#### WHAT THE EXERCISE ASKS
Go over the data and keep only the lines that include "this".

#### DATA EXCERPTS

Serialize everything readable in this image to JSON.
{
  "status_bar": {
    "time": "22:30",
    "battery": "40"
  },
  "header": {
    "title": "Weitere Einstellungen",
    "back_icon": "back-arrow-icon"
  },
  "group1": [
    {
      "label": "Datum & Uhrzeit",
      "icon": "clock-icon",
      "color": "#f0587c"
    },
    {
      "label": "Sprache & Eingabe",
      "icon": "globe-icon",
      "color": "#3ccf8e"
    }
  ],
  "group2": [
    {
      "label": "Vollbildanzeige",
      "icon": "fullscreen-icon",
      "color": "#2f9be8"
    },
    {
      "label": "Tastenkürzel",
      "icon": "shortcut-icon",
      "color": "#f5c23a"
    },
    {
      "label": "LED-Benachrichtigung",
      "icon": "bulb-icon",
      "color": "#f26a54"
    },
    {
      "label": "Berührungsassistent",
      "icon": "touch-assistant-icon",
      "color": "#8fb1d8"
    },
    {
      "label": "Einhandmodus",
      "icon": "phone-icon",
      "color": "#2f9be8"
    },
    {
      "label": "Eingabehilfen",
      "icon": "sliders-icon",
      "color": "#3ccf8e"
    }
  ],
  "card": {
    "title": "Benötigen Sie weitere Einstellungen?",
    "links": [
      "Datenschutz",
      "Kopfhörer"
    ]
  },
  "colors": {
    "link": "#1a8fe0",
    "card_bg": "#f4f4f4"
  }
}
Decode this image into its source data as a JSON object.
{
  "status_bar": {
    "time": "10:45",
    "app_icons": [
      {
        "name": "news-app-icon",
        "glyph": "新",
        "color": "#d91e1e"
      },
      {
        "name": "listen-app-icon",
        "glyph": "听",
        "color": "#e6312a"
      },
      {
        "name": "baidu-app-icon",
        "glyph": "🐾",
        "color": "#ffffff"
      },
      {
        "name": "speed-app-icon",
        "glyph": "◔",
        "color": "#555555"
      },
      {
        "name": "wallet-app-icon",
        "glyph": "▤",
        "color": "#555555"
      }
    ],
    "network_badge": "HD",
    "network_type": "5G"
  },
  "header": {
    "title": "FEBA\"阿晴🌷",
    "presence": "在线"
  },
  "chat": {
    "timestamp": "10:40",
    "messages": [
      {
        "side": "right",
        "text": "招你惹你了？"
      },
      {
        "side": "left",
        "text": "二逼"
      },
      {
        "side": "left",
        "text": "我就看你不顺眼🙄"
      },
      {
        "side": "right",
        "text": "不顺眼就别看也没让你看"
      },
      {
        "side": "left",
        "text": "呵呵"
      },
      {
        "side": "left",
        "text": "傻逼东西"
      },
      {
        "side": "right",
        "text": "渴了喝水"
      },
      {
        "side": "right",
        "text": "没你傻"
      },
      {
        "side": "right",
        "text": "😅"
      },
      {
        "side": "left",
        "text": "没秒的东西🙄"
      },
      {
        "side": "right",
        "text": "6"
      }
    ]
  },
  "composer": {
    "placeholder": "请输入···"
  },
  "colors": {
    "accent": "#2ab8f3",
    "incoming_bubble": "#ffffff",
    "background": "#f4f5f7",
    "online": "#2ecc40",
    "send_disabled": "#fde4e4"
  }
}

#### WRITTEN ANSWER
Serialize everything readable in this image to JSON.
Decode this image into its source data as a JSON object.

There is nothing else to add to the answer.